In this prophetic sense, the group of Apostles with the Mother of God (in the center of the icon) depict the Church awaiting the Second Coming of Christ.

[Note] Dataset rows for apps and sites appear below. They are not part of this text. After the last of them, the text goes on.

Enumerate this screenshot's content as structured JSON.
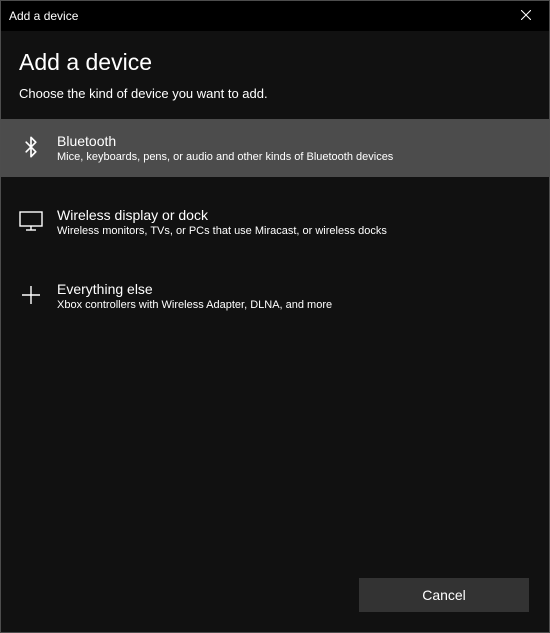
{
  "window": {
    "title": "Add a device"
  },
  "heading": "Add a device",
  "subheading": "Choose the kind of device you want to add.",
  "options": [
    {
      "title": "Bluetooth",
      "desc": "Mice, keyboards, pens, or audio and other kinds of Bluetooth devices",
      "selected": true
    },
    {
      "title": "Wireless display or dock",
      "desc": "Wireless monitors, TVs, or PCs that use Miracast, or wireless docks",
      "selected": false
    },
    {
      "title": "Everything else",
      "desc": "Xbox controllers with Wireless Adapter, DLNA, and more",
      "selected": false
    }
  ],
  "footer": {
    "cancel_label": "Cancel"
  }
}
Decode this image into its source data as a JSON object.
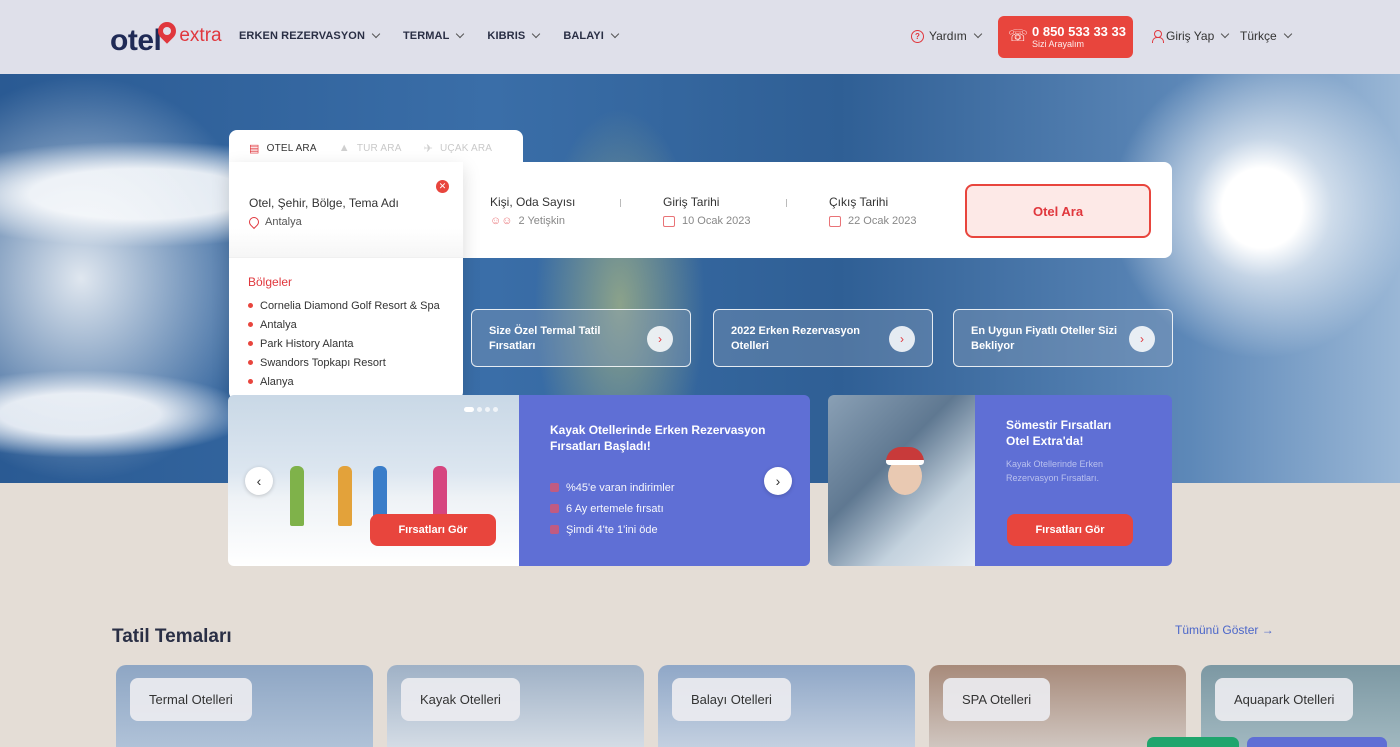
{
  "header": {
    "logo_main": "otel",
    "logo_accent": "extra",
    "nav": [
      "ERKEN REZERVASYON",
      "TERMAL",
      "KIBRIS",
      "BALAYI"
    ],
    "help": "Yardım",
    "phone_number": "0 850 533 33 33",
    "phone_sub": "Sizi Arayalım",
    "login": "Giriş Yap",
    "language": "Türkçe"
  },
  "search": {
    "tabs": [
      "OTEL ARA",
      "TUR ARA",
      "UÇAK ARA"
    ],
    "location_label": "Otel, Şehir, Bölge, Tema Adı",
    "location_value": "Antalya",
    "guests_label": "Kişi, Oda Sayısı",
    "guests_value": "2 Yetişkin",
    "checkin_label": "Giriş Tarihi",
    "checkin_value": "10 Ocak 2023",
    "checkout_label": "Çıkış Tarihi",
    "checkout_value": "22 Ocak 2023",
    "button": "Otel Ara",
    "dropdown_title": "Bölgeler",
    "dropdown_items": [
      "Cornelia Diamond Golf Resort & Spa",
      "Antalya",
      "Park History Alanta",
      "Swandors Topkapı Resort",
      "Alanya"
    ]
  },
  "promos": [
    "Size Özel Termal Tatil Fırsatları",
    "2022 Erken Rezervasyon Otelleri",
    "En Uygun Fiyatlı Oteller Sizi Bekliyor"
  ],
  "slider": {
    "title": "Kayak Otellerinde Erken Rezervasyon Fırsatları Başladı!",
    "bullets": [
      "%45'e varan indirimler",
      "6 Ay ertemele fırsatı",
      "Şimdi 4'te 1'ini öde"
    ],
    "button": "Fırsatları Gör"
  },
  "card2": {
    "title": "Sömestir Fırsatları Otel Extra'da!",
    "subtitle": "Kayak Otellerinde Erken Rezervasyon Fırsatları.",
    "button": "Fırsatları Gör"
  },
  "themes": {
    "title": "Tatil Temaları",
    "see_all": "Tümünü Göster",
    "items": [
      "Termal Otelleri",
      "Kayak Otelleri",
      "Balayı Otelleri",
      "SPA Otelleri",
      "Aquapark Otelleri"
    ]
  }
}
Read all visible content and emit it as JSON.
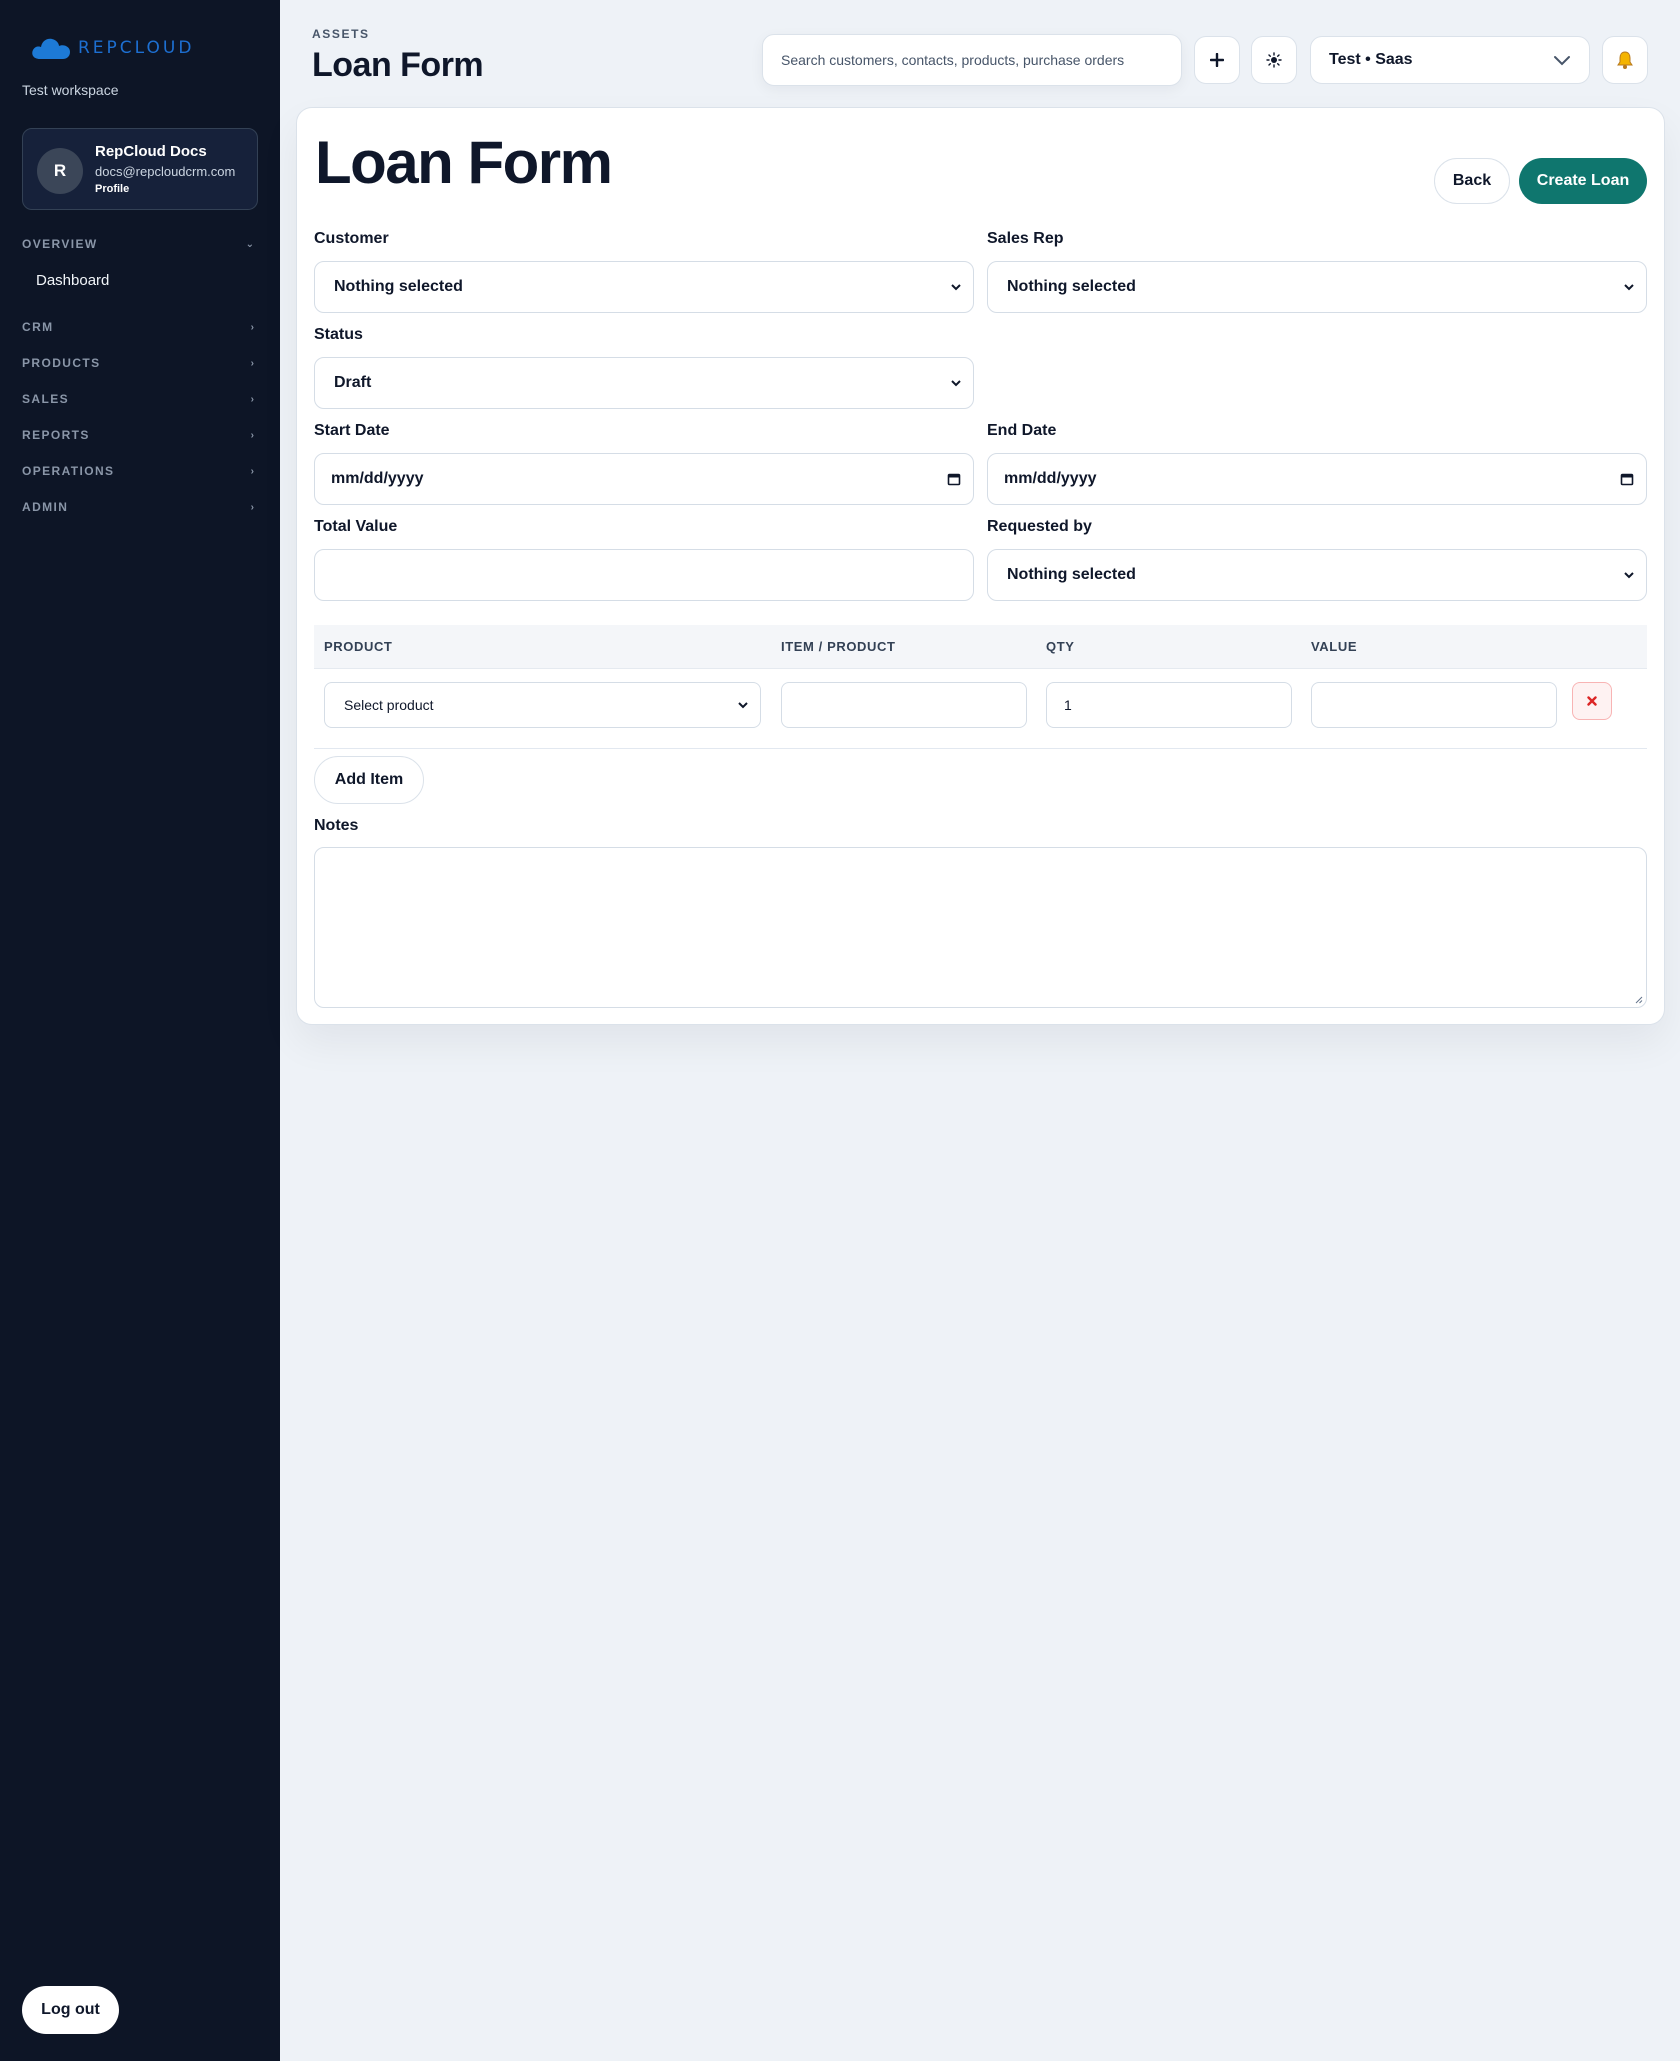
{
  "sidebar": {
    "logo_text": "REPCLOUD",
    "workspace": "Test workspace",
    "profile": {
      "initial": "R",
      "name": "RepCloud Docs",
      "email": "docs@repcloudcrm.com",
      "link": "Profile"
    },
    "sections": [
      {
        "label": "OVERVIEW",
        "chevron": "⌄"
      },
      {
        "label": "CRM",
        "chevron": "›"
      },
      {
        "label": "PRODUCTS",
        "chevron": "›"
      },
      {
        "label": "SALES",
        "chevron": "›"
      },
      {
        "label": "REPORTS",
        "chevron": "›"
      },
      {
        "label": "OPERATIONS",
        "chevron": "›"
      },
      {
        "label": "ADMIN",
        "chevron": "›"
      }
    ],
    "overview_items": [
      {
        "label": "Dashboard"
      }
    ],
    "logout_label": "Log out"
  },
  "header": {
    "breadcrumb": "ASSETS",
    "title": "Loan Form",
    "search_placeholder": "Search customers, contacts, products, purchase orders",
    "workspace_select": "Test • Saas",
    "icons": [
      "plus-icon",
      "sun-icon",
      "chevron-down-icon",
      "bell-icon"
    ]
  },
  "form": {
    "title": "Loan Form",
    "back_label": "Back",
    "create_label": "Create Loan",
    "customer": {
      "label": "Customer",
      "value": "Nothing selected"
    },
    "sales_rep": {
      "label": "Sales Rep",
      "value": "Nothing selected"
    },
    "status": {
      "label": "Status",
      "value": "Draft"
    },
    "start_date": {
      "label": "Start Date",
      "value": "mm/dd/yyyy"
    },
    "end_date": {
      "label": "End Date",
      "value": "mm/dd/yyyy"
    },
    "total_value": {
      "label": "Total Value",
      "value": ""
    },
    "requested_by": {
      "label": "Requested by",
      "value": "Nothing selected"
    },
    "items_table": {
      "headers": [
        "PRODUCT",
        "ITEM / PRODUCT",
        "QTY",
        "VALUE"
      ],
      "rows": [
        {
          "product": "Select product",
          "item": "",
          "qty": "1",
          "value": ""
        }
      ]
    },
    "add_item_label": "Add Item",
    "notes": {
      "label": "Notes",
      "value": ""
    }
  },
  "colors": {
    "sidebar_bg": "#0d1526",
    "accent": "#0f766e",
    "logo_blue": "#1d6fd1",
    "page_bg": "#eef2f7",
    "danger": "#dc2626"
  }
}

So, as we said, the icon of the Ascension is prophetic, it is an icon of the Second Coming, because it reveals to us a spectacular picture, beginning with the Old Testament and ending with the end of world history.
It should be noted that despite the versatile content of the icon "Ascension", its distinctive feature is the extraordinary tightness and monumentality of its composition.
The iconography in the West has been pushed away due to the reformatoins in the Roman Catholic Church and the style of iconography has been severely changed to be more realistic and fleshly not according to the ancient Church tradition that the icon should be "passionless". The renessance and the Protestant reformation, who in pratice killed icon veneration in the west put an end to the old beautiful ancient Church iconography of the Ascension.
Rembrandt van Rijn Ascension of Christ painting y. 1636 A.D.
Ascension – Dosso Dossi (16h century) painting
Ascension of Christ Giotto year 1304 – 1306 Scrovegni chapel Padua-Italy
As you see in Catholic tradition after the Great Schism, the deviations from the old Church tradition is already seenable even in early western iconographists as Giotto in 13th century, the back-retrospective is exchanged, the center of the picture becomes Christ (displayng already the erroneous Roman-Catholic Dogma teaching the Pope as being a vicar of Christ – in catholicism they believe even to this day The Pope is Earthly representative of Christ) as you see the meaning that the Chruch is the focal point has exchanged.
Artcile is a Translation from Leonid Uspensky From the book. "Theology of the Icon" with minor inclusions (by G. Georgiev – back-retrospective explanation, and ratio over western iconography etc.)
Iconographic sources: pravoslavieto.com / wikipedia / orthodoxwiki and public Internet resources
N.B. Léonid Alexandrovich Ouspensky (1902–1987) was a famous Russian painter and art historian emigration who spend most of his life in French